Here are a handful of things you get practice with: 

  • deal analysis - in order to actually find a deal that meets your financial criteria, you will have to hustle and analyze dozens, if not hundreds of deals. By the time you are closing on the first property, you will have honed the fundamentals
  • negotiation - it will feel like you have to think about a lot of things all-at-once, and it will all feel new. truth is, its not really that difficult, it's just the new-ness that can overwhelm folks at first. 
  • networking - talking to folks in the business and finding your voice: agents/brokers, property managers, fellow investor

We own some SFR investments, as well... but we didn't learn nearly as much buying them, as when we purchased a duplex. We've since invested in much larger deals and I can confidently tell you that the learnings from the duplex were more applicable to the larger multifamily deals.

Then again, if you really really want to buy some single family homes... more power to you and best of luck! There is definitely something to be said for the ease-of-access and gentler learning curve. 

@Philip C. - sure is. Demand is market-specific... and even sub-market specific. Determined by drivers like job supply and renter demographics. 

Re: 2 BR vs 1 BR - 2 is markedly more flexible and attractive than 1. (3 is even better, obvi) You’ll have a very hard time putting a family in a 1 BR

@Philip C. this is where we step firmly into the 'it depends' arena. If the property is 2 blocks from a university, in a block that is largely populated by students... rent rates will likely reflect student lifestyles. Student lifestyles and property conditions may not meet expectations for a family. Wish I could give something for definitive for you on this, but it depends on the submarket 

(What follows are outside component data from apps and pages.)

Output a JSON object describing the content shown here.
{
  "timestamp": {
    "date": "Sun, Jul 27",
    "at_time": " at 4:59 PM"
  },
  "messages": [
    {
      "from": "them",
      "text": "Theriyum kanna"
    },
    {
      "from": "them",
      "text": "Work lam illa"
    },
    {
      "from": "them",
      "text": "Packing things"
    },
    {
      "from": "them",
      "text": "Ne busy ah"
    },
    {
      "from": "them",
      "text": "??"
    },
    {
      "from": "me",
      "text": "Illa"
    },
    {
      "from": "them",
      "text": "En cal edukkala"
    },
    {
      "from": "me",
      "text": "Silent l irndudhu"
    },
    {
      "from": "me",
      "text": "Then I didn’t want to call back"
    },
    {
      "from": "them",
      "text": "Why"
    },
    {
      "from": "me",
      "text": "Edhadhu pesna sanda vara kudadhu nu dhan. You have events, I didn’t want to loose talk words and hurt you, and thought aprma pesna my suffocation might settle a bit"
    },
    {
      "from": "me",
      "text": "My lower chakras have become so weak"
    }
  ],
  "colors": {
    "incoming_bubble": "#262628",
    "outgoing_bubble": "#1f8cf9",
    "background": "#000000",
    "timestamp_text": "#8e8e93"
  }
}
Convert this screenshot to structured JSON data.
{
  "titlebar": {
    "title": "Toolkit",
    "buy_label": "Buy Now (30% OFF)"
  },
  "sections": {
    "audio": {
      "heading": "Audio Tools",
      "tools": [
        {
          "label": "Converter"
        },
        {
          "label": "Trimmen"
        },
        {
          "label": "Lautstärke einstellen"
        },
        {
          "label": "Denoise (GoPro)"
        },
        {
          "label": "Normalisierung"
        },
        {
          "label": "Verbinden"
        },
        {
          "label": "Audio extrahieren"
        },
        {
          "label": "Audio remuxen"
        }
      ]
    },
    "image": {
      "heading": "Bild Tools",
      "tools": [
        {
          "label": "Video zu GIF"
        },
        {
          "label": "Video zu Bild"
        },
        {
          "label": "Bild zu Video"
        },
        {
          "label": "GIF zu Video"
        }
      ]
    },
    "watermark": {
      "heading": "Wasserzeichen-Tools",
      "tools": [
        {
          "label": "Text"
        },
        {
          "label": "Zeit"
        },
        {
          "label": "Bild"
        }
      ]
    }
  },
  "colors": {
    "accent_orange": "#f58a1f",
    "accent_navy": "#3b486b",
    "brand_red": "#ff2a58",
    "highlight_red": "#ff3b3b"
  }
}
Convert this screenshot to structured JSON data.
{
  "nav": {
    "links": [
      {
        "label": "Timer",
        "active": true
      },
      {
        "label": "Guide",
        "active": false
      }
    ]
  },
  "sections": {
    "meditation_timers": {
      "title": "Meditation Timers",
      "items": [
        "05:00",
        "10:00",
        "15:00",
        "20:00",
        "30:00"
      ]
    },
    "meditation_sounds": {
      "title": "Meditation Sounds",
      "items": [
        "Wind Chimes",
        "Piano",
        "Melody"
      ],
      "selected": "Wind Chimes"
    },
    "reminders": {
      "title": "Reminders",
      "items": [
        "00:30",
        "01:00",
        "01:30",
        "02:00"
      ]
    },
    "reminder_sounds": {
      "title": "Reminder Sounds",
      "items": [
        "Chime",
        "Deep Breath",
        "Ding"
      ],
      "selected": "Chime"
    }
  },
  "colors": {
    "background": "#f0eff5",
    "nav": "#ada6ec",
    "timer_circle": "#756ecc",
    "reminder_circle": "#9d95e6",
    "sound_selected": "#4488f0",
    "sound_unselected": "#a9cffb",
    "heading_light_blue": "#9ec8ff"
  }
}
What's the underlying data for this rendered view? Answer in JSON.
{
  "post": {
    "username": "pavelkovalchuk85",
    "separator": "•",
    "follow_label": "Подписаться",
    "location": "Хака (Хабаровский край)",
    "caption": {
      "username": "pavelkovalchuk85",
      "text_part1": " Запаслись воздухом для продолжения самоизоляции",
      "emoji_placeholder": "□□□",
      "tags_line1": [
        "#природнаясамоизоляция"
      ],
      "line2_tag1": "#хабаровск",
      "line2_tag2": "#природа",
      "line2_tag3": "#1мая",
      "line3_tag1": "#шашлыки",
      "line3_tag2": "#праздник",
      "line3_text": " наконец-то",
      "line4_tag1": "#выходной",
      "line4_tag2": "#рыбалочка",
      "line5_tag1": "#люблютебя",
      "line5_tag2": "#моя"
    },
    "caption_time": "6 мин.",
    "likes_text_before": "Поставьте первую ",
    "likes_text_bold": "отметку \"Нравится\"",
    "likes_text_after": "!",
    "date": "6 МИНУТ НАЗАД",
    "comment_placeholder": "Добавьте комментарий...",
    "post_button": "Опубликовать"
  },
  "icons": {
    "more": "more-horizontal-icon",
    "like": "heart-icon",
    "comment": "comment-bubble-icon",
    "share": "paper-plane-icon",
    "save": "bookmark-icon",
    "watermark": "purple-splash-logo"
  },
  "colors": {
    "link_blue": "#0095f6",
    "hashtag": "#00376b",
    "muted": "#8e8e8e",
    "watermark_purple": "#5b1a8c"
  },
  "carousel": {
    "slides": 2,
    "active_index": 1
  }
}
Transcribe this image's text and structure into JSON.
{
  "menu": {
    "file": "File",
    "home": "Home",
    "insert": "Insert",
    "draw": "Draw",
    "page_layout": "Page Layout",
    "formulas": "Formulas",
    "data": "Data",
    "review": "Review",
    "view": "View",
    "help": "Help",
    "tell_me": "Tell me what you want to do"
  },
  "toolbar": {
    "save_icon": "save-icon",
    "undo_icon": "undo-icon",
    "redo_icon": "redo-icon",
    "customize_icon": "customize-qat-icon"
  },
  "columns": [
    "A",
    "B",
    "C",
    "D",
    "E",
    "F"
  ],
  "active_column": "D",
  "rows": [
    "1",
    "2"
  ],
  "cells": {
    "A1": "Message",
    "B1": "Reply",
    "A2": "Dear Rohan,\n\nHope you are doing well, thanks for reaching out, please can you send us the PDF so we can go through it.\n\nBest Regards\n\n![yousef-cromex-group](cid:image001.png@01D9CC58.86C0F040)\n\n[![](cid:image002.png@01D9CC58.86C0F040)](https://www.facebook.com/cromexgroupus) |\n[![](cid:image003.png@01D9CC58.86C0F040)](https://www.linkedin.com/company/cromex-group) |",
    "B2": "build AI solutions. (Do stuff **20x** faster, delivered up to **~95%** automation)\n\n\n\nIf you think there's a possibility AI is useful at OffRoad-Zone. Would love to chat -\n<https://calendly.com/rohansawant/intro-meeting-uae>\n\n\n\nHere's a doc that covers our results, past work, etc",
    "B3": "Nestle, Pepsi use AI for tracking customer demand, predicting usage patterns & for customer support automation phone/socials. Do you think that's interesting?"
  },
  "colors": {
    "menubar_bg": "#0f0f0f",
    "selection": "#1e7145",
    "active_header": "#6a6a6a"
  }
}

If I were to do it again from the beginning I would have bought 10 Four-plexes so that I could have 40 doors = 40 income streams all with 30 year fixed residential loan rates. Then upgrade/sell as you go. I burned up all those loans on SF and now have to use pricier loans. Just my 2 cents.

Originally posted by @Philip C. :

Thank you @Grant Rothenburger I hadn't thought of So far, only Trulia seems to have percentages of homeowners vs. renters broken down by City. And I'm not sure how accurate their stats are. What do you think?

 I really don't know. I would assume that they pull the information from reliable sources, but no personal experience with them.